### Given data

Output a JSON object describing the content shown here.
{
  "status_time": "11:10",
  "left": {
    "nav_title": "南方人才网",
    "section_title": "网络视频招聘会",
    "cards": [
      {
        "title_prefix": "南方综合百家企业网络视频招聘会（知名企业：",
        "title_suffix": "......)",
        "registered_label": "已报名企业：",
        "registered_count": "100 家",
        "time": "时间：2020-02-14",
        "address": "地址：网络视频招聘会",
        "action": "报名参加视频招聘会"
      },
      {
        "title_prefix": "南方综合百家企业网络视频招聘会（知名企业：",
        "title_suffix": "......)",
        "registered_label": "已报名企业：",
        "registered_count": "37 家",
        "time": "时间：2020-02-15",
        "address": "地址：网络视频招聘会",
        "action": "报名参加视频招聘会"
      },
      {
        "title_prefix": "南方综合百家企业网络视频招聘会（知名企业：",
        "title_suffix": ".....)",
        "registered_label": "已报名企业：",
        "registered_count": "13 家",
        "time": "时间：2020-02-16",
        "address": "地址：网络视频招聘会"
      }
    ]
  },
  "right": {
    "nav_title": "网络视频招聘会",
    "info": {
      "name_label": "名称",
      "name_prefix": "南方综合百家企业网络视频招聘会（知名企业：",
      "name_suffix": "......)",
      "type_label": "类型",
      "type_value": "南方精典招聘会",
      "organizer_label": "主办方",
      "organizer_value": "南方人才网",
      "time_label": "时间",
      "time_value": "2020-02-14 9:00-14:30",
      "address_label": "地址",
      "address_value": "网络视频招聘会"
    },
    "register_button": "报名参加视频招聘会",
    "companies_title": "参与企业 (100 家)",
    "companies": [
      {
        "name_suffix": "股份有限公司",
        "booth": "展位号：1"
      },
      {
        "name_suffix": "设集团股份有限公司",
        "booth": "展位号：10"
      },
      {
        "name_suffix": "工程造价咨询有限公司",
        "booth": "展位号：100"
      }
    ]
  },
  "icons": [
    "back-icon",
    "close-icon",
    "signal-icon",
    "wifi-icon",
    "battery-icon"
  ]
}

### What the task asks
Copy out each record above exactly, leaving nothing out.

### Solution below
Output a JSON object describing the content shown here.
{
  "status_time": "11:10",
  "left": {
    "nav_title": "南方人才网",
    "section_title": "网络视频招聘会",
    "cards": [
      {
        "title_prefix": "南方综合百家企业网络视频招聘会（知名企业：",
        "title_suffix": "......)",
        "registered_label": "已报名企业：",
        "registered_count": "100 家",
        "time": "时间：2020-02-14",
        "address": "地址：网络视频招聘会",
        "action": "报名参加视频招聘会"
      },
      {
        "title_prefix": "南方综合百家企业网络视频招聘会（知名企业：",
        "title_suffix": "......)",
        "registered_label": "已报名企业：",
        "registered_count": "37 家",
        "time": "时间：2020-02-15",
        "address": "地址：网络视频招聘会",
        "action": "报名参加视频招聘会"
      },
      {
        "title_prefix": "南方综合百家企业网络视频招聘会（知名企业：",
        "title_suffix": ".....)",
        "registered_label": "已报名企业：",
        "registered_count": "13 家",
        "time": "时间：2020-02-16",
        "address": "地址：网络视频招聘会"
      }
    ]
  },
  "right": {
    "nav_title": "网络视频招聘会",
    "info": {
      "name_label": "名称",
      "name_prefix": "南方综合百家企业网络视频招聘会（知名企业：",
      "name_suffix": "......)",
      "type_label": "类型",
      "type_value": "南方精典招聘会",
      "organizer_label": "主办方",
      "organizer_value": "南方人才网",
      "time_label": "时间",
      "time_value": "2020-02-14 9:00-14:30",
      "address_label": "地址",
      "address_value": "网络视频招聘会"
    },
    "register_button": "报名参加视频招聘会",
    "companies_title": "参与企业 (100 家)",
    "companies": [
      {
        "name_suffix": "股份有限公司",
        "booth": "展位号：1"
      },
      {
        "name_suffix": "设集团股份有限公司",
        "booth": "展位号：10"
      },
      {
        "name_suffix": "工程造价咨询有限公司",
        "booth": "展位号：100"
      }
    ]
  },
  "icons": [
    "back-icon",
    "close-icon",
    "signal-icon",
    "wifi-icon",
    "battery-icon"
  ]
}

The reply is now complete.